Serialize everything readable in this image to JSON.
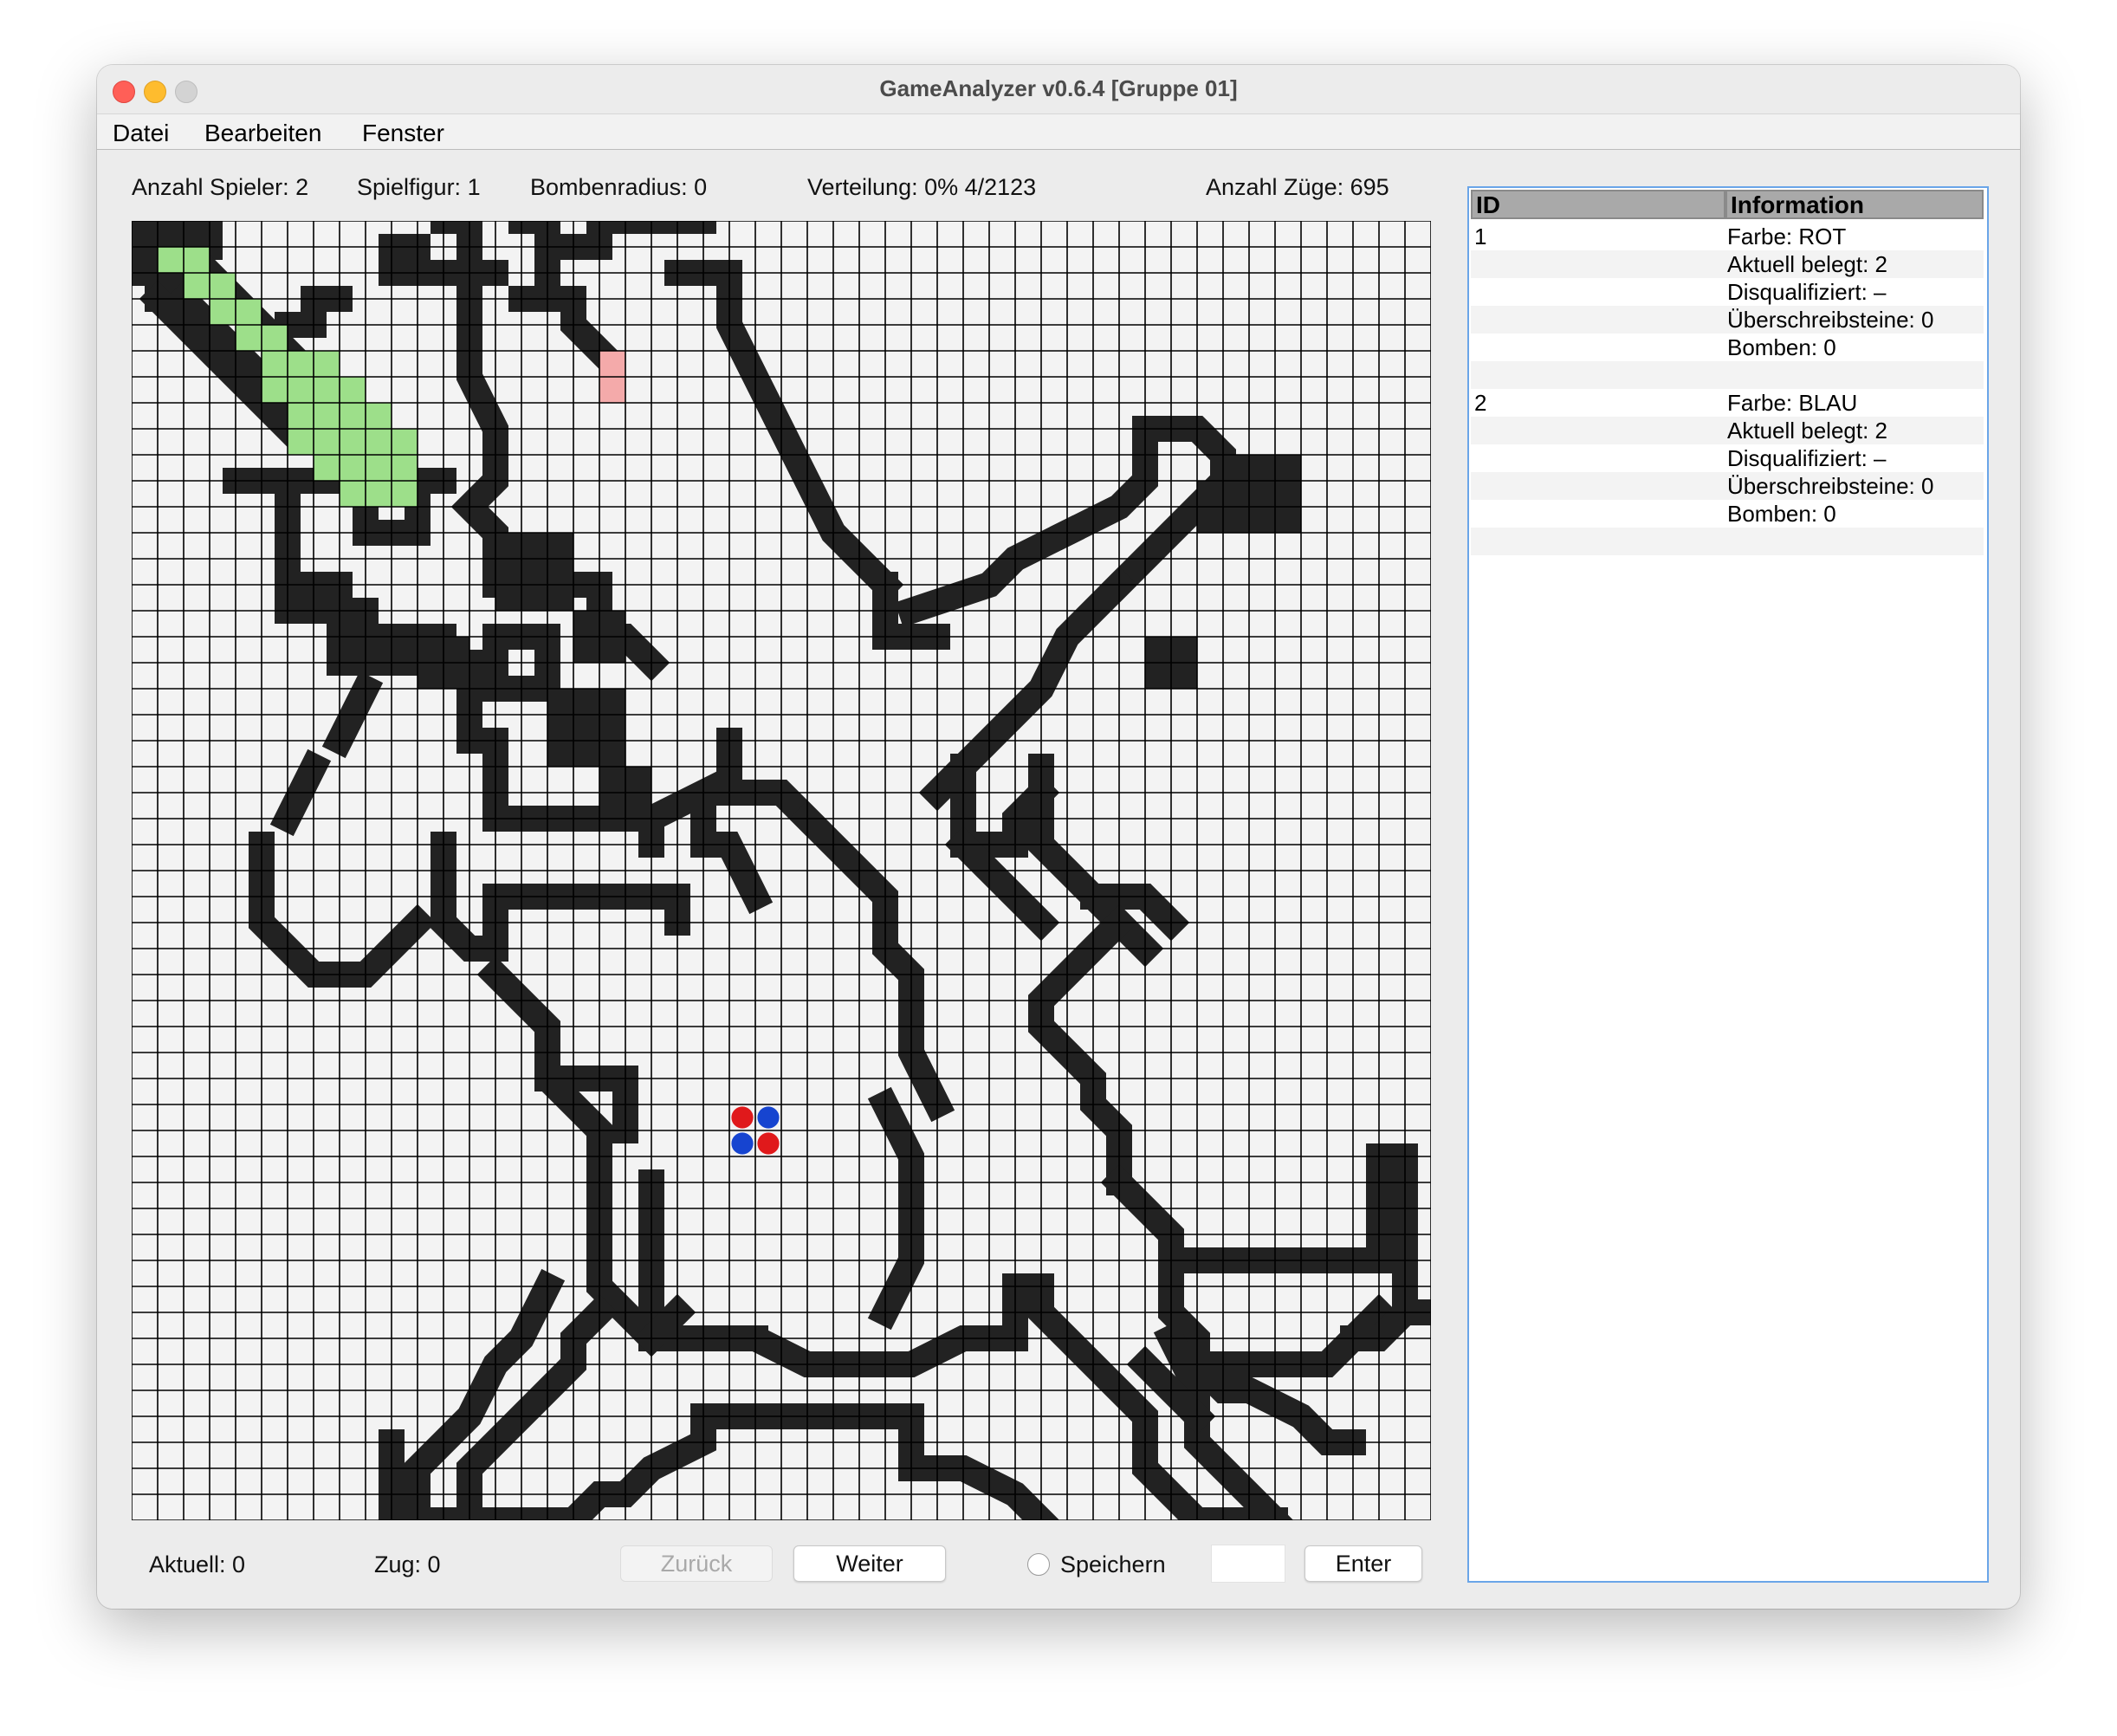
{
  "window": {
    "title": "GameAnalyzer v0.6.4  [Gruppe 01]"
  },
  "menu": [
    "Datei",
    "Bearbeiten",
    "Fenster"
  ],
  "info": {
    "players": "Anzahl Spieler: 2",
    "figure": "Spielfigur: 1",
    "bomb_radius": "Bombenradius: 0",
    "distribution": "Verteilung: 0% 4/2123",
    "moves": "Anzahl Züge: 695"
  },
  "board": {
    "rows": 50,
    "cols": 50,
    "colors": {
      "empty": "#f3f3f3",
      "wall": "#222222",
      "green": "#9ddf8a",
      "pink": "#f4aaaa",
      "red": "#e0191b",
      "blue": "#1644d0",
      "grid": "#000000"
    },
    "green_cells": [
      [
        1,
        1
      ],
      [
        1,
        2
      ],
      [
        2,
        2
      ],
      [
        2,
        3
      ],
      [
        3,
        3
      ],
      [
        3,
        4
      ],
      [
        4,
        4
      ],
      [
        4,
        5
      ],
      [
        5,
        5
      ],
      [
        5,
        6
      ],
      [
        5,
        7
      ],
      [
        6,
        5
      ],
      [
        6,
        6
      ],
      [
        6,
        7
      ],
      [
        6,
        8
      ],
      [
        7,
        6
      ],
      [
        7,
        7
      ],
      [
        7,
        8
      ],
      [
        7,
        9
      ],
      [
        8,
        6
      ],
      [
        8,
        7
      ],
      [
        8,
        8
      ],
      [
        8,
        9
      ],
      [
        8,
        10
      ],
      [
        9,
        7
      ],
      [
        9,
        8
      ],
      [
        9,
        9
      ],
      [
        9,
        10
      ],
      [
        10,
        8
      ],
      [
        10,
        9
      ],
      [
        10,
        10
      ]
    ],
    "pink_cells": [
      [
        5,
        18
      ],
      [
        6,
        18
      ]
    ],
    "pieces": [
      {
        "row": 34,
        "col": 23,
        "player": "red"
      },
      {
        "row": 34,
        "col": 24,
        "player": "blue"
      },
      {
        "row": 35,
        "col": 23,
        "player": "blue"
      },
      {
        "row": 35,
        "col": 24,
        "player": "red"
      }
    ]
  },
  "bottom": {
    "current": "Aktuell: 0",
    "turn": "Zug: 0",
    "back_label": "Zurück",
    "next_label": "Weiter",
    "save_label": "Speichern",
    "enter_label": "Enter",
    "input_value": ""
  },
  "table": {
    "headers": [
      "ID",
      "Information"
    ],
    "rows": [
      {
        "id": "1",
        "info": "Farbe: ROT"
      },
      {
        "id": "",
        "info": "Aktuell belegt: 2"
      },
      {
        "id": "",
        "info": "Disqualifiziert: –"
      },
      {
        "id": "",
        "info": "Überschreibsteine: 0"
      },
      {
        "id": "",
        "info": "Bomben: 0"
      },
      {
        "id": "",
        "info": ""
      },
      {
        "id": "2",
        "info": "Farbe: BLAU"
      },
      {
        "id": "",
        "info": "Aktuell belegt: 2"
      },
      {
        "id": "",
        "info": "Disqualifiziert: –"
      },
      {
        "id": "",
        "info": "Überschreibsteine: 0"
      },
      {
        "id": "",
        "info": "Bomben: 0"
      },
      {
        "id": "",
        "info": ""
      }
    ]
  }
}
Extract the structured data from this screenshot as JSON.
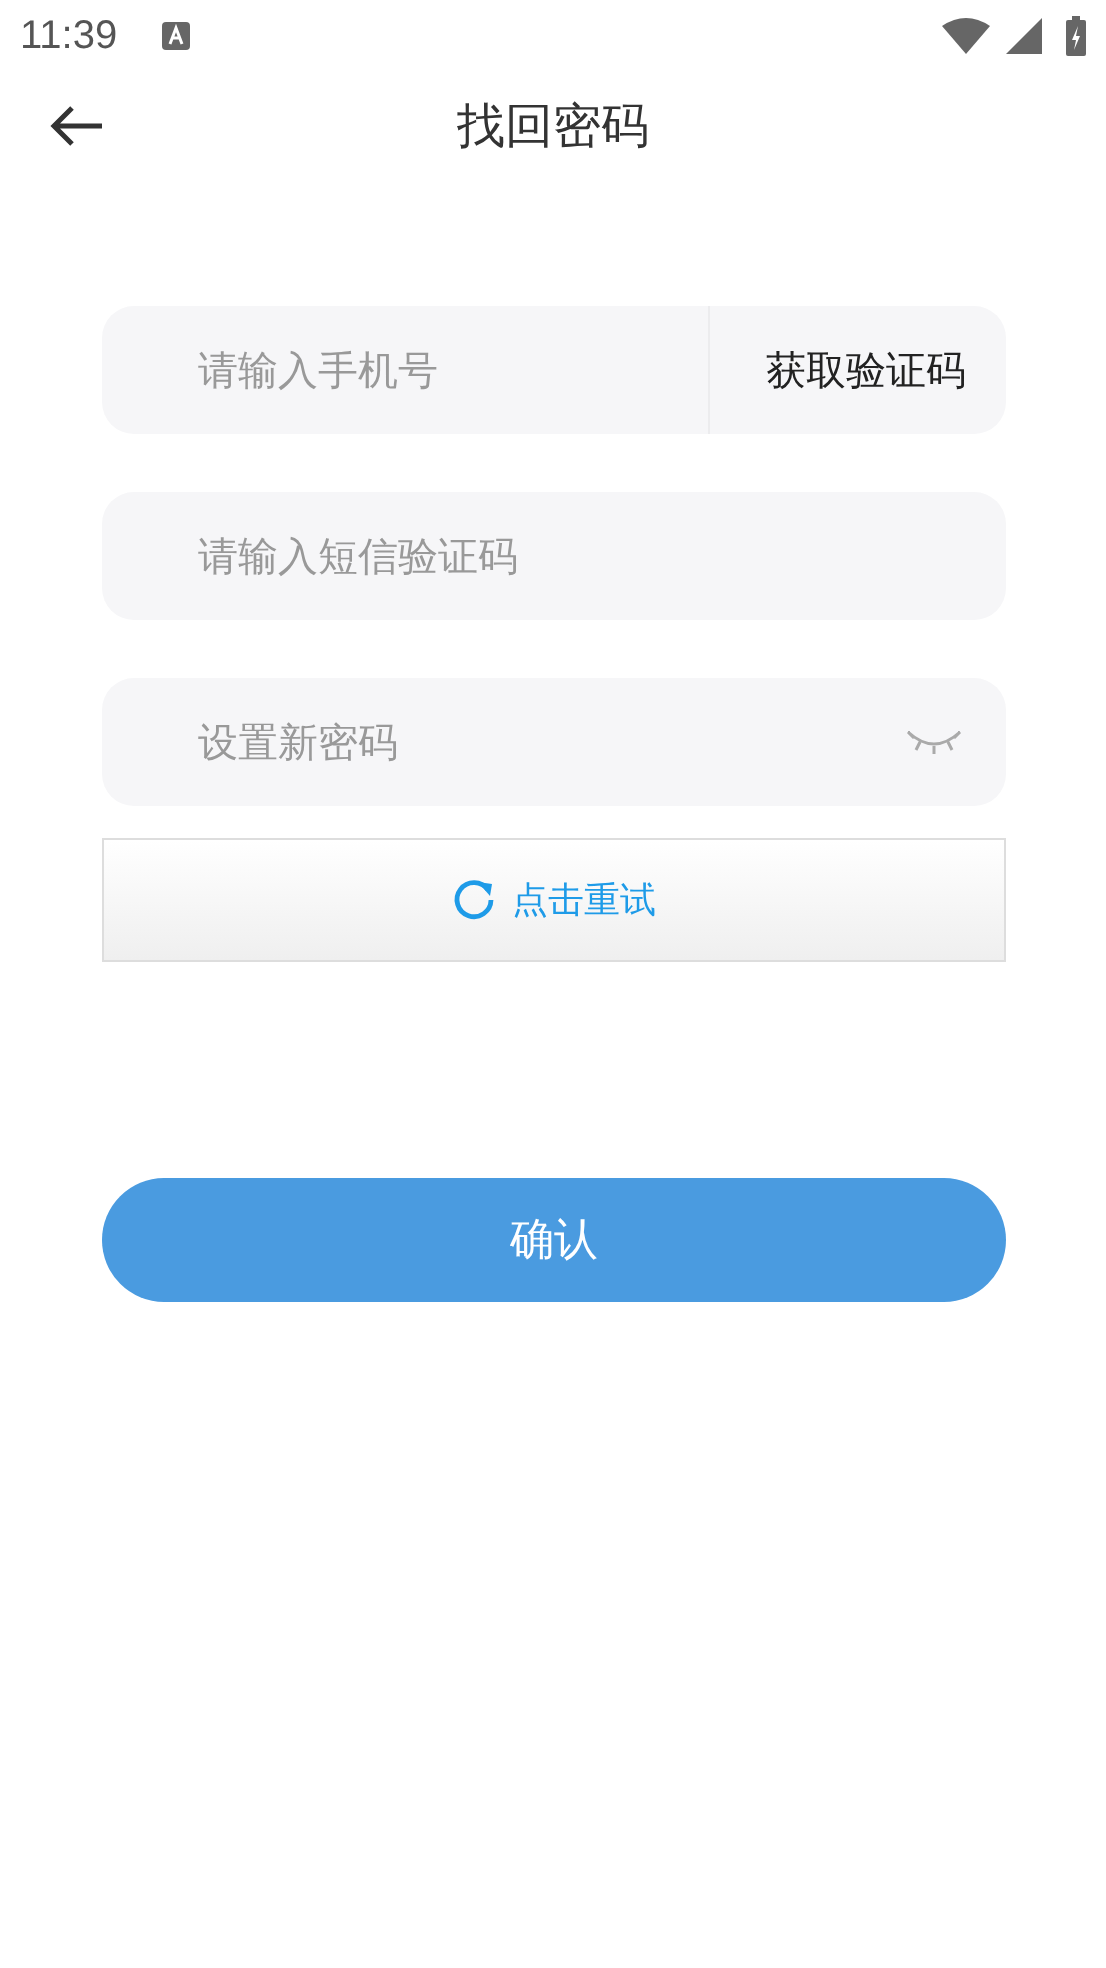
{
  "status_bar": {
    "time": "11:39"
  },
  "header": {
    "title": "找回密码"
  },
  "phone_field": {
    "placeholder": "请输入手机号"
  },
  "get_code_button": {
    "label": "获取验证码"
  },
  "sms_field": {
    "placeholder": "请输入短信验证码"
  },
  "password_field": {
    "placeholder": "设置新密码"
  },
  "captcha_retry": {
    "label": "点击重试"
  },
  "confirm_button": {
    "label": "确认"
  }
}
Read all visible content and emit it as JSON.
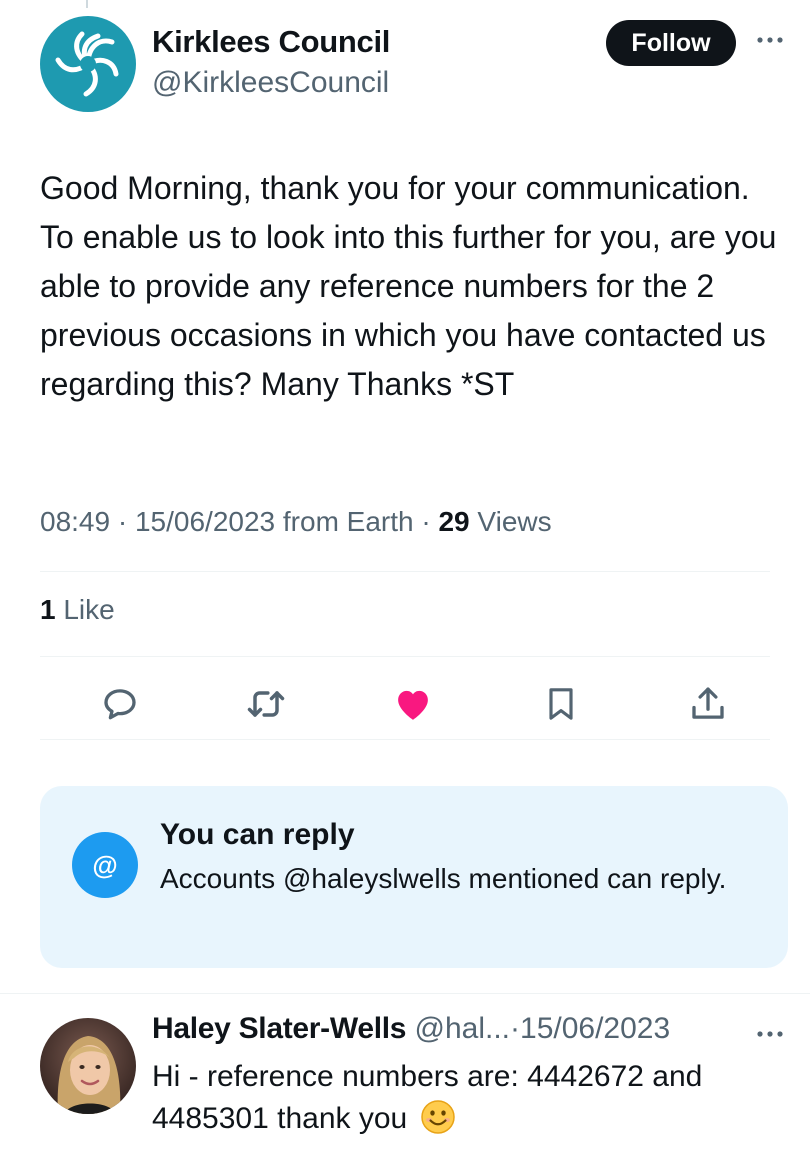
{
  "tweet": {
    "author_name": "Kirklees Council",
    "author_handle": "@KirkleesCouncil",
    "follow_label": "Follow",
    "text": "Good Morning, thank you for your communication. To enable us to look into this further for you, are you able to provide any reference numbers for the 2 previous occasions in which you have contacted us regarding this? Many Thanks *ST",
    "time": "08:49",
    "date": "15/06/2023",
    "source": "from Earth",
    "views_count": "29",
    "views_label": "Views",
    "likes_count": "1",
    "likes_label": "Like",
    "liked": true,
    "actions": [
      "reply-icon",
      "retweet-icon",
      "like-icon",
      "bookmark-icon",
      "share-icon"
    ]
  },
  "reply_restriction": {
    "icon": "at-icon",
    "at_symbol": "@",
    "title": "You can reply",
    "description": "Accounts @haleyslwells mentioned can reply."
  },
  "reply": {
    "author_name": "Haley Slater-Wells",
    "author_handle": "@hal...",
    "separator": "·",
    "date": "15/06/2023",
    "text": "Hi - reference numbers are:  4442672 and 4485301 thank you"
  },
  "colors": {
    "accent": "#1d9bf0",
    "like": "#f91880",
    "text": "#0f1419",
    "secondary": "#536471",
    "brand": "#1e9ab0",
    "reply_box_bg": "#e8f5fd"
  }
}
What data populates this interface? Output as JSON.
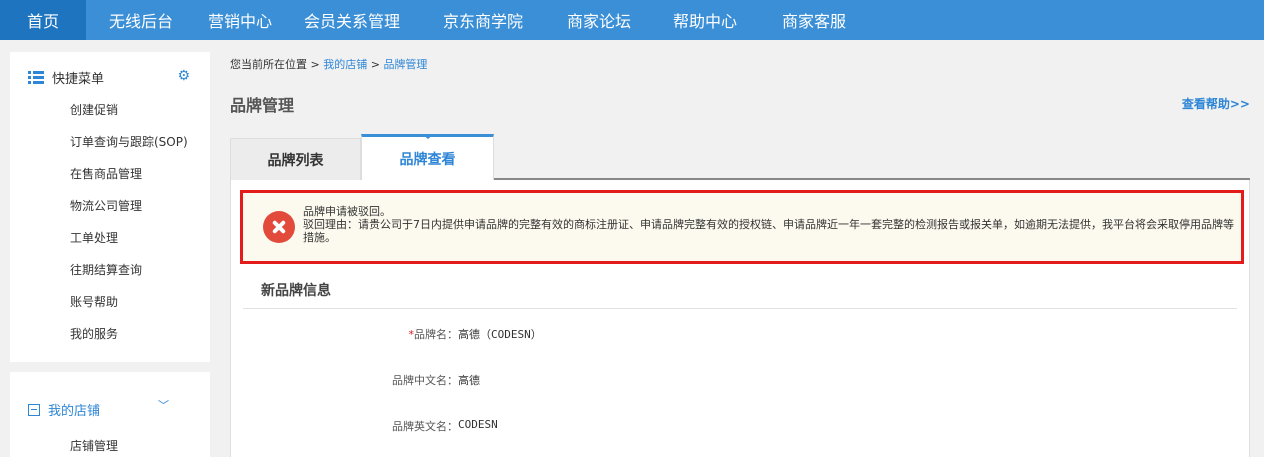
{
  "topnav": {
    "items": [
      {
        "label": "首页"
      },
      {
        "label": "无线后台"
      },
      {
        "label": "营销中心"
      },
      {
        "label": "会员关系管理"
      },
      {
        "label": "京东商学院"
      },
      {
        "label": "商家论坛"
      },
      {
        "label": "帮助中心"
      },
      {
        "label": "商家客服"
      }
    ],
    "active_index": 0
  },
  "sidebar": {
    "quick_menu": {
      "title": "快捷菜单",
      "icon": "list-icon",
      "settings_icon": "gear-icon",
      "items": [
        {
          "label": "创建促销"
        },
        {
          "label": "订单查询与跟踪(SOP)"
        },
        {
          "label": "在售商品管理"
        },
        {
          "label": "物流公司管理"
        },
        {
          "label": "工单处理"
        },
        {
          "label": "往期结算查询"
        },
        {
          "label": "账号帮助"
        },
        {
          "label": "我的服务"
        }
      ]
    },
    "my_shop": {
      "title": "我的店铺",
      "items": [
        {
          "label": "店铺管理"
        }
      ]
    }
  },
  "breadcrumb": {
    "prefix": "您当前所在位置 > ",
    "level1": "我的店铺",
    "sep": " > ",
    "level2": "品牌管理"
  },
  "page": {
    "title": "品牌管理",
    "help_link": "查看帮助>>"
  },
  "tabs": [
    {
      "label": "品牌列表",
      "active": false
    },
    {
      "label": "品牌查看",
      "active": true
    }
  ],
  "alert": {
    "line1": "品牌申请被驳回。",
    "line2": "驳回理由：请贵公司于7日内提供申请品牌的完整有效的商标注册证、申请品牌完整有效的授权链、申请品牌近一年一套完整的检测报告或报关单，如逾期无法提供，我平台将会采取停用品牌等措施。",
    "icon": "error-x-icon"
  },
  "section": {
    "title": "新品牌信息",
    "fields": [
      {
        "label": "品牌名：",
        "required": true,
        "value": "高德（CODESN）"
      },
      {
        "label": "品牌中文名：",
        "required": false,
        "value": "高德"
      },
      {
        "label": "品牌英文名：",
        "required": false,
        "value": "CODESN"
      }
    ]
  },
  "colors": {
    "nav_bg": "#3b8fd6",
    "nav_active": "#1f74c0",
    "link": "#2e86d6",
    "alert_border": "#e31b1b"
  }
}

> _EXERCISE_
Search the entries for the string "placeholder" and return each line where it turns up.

> _ANSWER BOX_
    "placeholder": "请输入手机号"
    "placeholder": "请输入短信验证码"
    "placeholder": "设置新密码"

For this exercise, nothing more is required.